- [What is being asked] Each record should be given back exactly, with none missing.

- [Entries provided]
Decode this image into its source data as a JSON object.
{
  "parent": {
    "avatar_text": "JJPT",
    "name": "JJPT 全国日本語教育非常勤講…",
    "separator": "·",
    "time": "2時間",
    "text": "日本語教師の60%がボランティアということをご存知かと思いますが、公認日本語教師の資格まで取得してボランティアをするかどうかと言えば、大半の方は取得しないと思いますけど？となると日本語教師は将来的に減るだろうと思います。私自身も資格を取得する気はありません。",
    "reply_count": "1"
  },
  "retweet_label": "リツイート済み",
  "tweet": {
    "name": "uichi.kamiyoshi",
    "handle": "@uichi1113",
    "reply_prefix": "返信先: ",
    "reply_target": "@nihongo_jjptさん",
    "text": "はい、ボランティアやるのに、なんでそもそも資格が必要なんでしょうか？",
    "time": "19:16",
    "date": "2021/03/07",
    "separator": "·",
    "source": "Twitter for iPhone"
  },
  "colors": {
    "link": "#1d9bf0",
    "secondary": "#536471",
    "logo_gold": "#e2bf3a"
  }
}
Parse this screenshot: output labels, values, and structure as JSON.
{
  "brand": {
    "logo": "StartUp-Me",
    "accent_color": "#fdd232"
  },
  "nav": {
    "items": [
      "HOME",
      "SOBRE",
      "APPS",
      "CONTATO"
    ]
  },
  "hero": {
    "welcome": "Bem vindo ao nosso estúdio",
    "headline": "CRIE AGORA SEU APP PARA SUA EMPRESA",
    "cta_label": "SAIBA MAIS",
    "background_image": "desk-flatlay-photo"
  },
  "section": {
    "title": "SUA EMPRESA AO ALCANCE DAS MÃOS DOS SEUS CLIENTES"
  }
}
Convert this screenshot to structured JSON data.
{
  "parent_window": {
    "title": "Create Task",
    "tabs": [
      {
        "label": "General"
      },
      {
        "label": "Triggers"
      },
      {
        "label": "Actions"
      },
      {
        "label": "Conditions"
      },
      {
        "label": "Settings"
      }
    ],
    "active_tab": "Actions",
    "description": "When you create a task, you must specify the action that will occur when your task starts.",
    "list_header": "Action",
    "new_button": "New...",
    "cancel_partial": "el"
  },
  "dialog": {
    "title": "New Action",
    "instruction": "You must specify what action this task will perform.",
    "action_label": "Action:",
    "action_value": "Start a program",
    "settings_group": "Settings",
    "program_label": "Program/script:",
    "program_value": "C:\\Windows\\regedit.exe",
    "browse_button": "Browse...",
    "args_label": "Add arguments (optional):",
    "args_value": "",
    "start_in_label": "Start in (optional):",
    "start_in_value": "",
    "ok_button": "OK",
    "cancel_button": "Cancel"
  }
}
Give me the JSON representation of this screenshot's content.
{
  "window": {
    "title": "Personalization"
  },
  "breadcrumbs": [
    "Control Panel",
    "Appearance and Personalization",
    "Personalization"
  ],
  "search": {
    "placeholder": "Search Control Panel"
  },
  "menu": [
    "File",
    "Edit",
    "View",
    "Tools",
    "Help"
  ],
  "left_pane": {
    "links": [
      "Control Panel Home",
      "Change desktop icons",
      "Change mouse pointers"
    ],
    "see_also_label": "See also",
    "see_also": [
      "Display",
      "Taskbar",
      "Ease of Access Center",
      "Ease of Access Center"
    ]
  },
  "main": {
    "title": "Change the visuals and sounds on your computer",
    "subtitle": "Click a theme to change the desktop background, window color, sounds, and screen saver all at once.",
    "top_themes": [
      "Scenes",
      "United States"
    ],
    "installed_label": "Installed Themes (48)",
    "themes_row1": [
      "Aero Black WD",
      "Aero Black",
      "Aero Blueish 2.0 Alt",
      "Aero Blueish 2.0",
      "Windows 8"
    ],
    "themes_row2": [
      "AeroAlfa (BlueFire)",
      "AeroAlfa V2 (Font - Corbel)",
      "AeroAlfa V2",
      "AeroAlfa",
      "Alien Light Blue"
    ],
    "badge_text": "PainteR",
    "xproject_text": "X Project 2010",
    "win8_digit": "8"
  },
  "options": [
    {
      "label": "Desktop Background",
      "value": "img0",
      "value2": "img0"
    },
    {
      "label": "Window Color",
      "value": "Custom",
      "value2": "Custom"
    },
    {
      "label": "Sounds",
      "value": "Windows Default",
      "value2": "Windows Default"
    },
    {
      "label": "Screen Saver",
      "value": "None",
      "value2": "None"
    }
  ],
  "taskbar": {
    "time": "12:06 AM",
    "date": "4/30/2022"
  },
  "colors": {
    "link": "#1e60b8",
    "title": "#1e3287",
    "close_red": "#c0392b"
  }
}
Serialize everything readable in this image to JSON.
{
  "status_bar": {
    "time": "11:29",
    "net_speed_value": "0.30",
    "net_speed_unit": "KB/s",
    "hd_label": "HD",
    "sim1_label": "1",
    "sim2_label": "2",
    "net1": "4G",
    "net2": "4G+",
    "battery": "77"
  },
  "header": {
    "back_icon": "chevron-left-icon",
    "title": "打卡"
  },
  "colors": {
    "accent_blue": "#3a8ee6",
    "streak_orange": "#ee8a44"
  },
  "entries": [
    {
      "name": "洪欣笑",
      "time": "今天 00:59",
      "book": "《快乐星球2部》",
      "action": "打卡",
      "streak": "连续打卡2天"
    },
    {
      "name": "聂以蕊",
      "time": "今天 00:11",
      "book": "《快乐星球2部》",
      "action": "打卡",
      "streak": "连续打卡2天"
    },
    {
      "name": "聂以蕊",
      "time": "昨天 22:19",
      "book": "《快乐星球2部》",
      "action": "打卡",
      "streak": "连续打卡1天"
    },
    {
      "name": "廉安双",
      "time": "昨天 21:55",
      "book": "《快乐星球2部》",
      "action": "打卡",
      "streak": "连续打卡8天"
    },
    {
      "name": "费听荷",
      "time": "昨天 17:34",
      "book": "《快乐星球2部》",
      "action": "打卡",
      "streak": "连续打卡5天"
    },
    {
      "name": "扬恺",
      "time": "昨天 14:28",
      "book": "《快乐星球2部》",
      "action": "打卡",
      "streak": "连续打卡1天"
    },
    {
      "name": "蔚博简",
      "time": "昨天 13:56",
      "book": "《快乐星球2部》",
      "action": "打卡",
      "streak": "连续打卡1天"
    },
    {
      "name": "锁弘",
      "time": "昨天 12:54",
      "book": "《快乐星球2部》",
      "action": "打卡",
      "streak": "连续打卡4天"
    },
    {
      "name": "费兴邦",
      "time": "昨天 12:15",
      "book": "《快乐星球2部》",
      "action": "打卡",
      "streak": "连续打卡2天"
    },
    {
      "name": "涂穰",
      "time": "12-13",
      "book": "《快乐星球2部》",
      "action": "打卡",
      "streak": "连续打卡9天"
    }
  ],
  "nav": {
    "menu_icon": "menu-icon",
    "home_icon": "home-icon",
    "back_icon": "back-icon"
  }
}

- [Answer]
Decode this image into its source data as a JSON object.
{
  "parent": {
    "avatar_text": "JJPT",
    "name": "JJPT 全国日本語教育非常勤講…",
    "separator": "·",
    "time": "2時間",
    "text": "日本語教師の60%がボランティアということをご存知かと思いますが、公認日本語教師の資格まで取得してボランティアをするかどうかと言えば、大半の方は取得しないと思いますけど？となると日本語教師は将来的に減るだろうと思います。私自身も資格を取得する気はありません。",
    "reply_count": "1"
  },
  "retweet_label": "リツイート済み",
  "tweet": {
    "name": "uichi.kamiyoshi",
    "handle": "@uichi1113",
    "reply_prefix": "返信先: ",
    "reply_target": "@nihongo_jjptさん",
    "text": "はい、ボランティアやるのに、なんでそもそも資格が必要なんでしょうか？",
    "time": "19:16",
    "date": "2021/03/07",
    "separator": "·",
    "source": "Twitter for iPhone"
  },
  "colors": {
    "link": "#1d9bf0",
    "secondary": "#536471",
    "logo_gold": "#e2bf3a"
  }
}
Parse this screenshot: output labels, values, and structure as JSON.
{
  "brand": {
    "logo": "StartUp-Me",
    "accent_color": "#fdd232"
  },
  "nav": {
    "items": [
      "HOME",
      "SOBRE",
      "APPS",
      "CONTATO"
    ]
  },
  "hero": {
    "welcome": "Bem vindo ao nosso estúdio",
    "headline": "CRIE AGORA SEU APP PARA SUA EMPRESA",
    "cta_label": "SAIBA MAIS",
    "background_image": "desk-flatlay-photo"
  },
  "section": {
    "title": "SUA EMPRESA AO ALCANCE DAS MÃOS DOS SEUS CLIENTES"
  }
}
Convert this screenshot to structured JSON data.
{
  "parent_window": {
    "title": "Create Task",
    "tabs": [
      {
        "label": "General"
      },
      {
        "label": "Triggers"
      },
      {
        "label": "Actions"
      },
      {
        "label": "Conditions"
      },
      {
        "label": "Settings"
      }
    ],
    "active_tab": "Actions",
    "description": "When you create a task, you must specify the action that will occur when your task starts.",
    "list_header": "Action",
    "new_button": "New...",
    "cancel_partial": "el"
  },
  "dialog": {
    "title": "New Action",
    "instruction": "You must specify what action this task will perform.",
    "action_label": "Action:",
    "action_value": "Start a program",
    "settings_group": "Settings",
    "program_label": "Program/script:",
    "program_value": "C:\\Windows\\regedit.exe",
    "browse_button": "Browse...",
    "args_label": "Add arguments (optional):",
    "args_value": "",
    "start_in_label": "Start in (optional):",
    "start_in_value": "",
    "ok_button": "OK",
    "cancel_button": "Cancel"
  }
}
Give me the JSON representation of this screenshot's content.
{
  "window": {
    "title": "Personalization"
  },
  "breadcrumbs": [
    "Control Panel",
    "Appearance and Personalization",
    "Personalization"
  ],
  "search": {
    "placeholder": "Search Control Panel"
  },
  "menu": [
    "File",
    "Edit",
    "View",
    "Tools",
    "Help"
  ],
  "left_pane": {
    "links": [
      "Control Panel Home",
      "Change desktop icons",
      "Change mouse pointers"
    ],
    "see_also_label": "See also",
    "see_also": [
      "Display",
      "Taskbar",
      "Ease of Access Center",
      "Ease of Access Center"
    ]
  },
  "main": {
    "title": "Change the visuals and sounds on your computer",
    "subtitle": "Click a theme to change the desktop background, window color, sounds, and screen saver all at once.",
    "top_themes": [
      "Scenes",
      "United States"
    ],
    "installed_label": "Installed Themes (48)",
    "themes_row1": [
      "Aero Black WD",
      "Aero Black",
      "Aero Blueish 2.0 Alt",
      "Aero Blueish 2.0",
      "Windows 8"
    ],
    "themes_row2": [
      "AeroAlfa (BlueFire)",
      "AeroAlfa V2 (Font - Corbel)",
      "AeroAlfa V2",
      "AeroAlfa",
      "Alien Light Blue"
    ],
    "badge_text": "PainteR",
    "xproject_text": "X Project 2010",
    "win8_digit": "8"
  },
  "options": [
    {
      "label": "Desktop Background",
      "value": "img0",
      "value2": "img0"
    },
    {
      "label": "Window Color",
      "value": "Custom",
      "value2": "Custom"
    },
    {
      "label": "Sounds",
      "value": "Windows Default",
      "value2": "Windows Default"
    },
    {
      "label": "Screen Saver",
      "value": "None",
      "value2": "None"
    }
  ],
  "taskbar": {
    "time": "12:06 AM",
    "date": "4/30/2022"
  },
  "colors": {
    "link": "#1e60b8",
    "title": "#1e3287",
    "close_red": "#c0392b"
  }
}
Serialize everything readable in this image to JSON.
{
  "status_bar": {
    "time": "11:29",
    "net_speed_value": "0.30",
    "net_speed_unit": "KB/s",
    "hd_label": "HD",
    "sim1_label": "1",
    "sim2_label": "2",
    "net1": "4G",
    "net2": "4G+",
    "battery": "77"
  },
  "header": {
    "back_icon": "chevron-left-icon",
    "title": "打卡"
  },
  "colors": {
    "accent_blue": "#3a8ee6",
    "streak_orange": "#ee8a44"
  },
  "entries": [
    {
      "name": "洪欣笑",
      "time": "今天 00:59",
      "book": "《快乐星球2部》",
      "action": "打卡",
      "streak": "连续打卡2天"
    },
    {
      "name": "聂以蕊",
      "time": "今天 00:11",
      "book": "《快乐星球2部》",
      "action": "打卡",
      "streak": "连续打卡2天"
    },
    {
      "name": "聂以蕊",
      "time": "昨天 22:19",
      "book": "《快乐星球2部》",
      "action": "打卡",
      "streak": "连续打卡1天"
    },
    {
      "name": "廉安双",
      "time": "昨天 21:55",
      "book": "《快乐星球2部》",
      "action": "打卡",
      "streak": "连续打卡8天"
    },
    {
      "name": "费听荷",
      "time": "昨天 17:34",
      "book": "《快乐星球2部》",
      "action": "打卡",
      "streak": "连续打卡5天"
    },
    {
      "name": "扬恺",
      "time": "昨天 14:28",
      "book": "《快乐星球2部》",
      "action": "打卡",
      "streak": "连续打卡1天"
    },
    {
      "name": "蔚博简",
      "time": "昨天 13:56",
      "book": "《快乐星球2部》",
      "action": "打卡",
      "streak": "连续打卡1天"
    },
    {
      "name": "锁弘",
      "time": "昨天 12:54",
      "book": "《快乐星球2部》",
      "action": "打卡",
      "streak": "连续打卡4天"
    },
    {
      "name": "费兴邦",
      "time": "昨天 12:15",
      "book": "《快乐星球2部》",
      "action": "打卡",
      "streak": "连续打卡2天"
    },
    {
      "name": "涂穰",
      "time": "12-13",
      "book": "《快乐星球2部》",
      "action": "打卡",
      "streak": "连续打卡9天"
    }
  ],
  "nav": {
    "menu_icon": "menu-icon",
    "home_icon": "home-icon",
    "back_icon": "back-icon"
  }
}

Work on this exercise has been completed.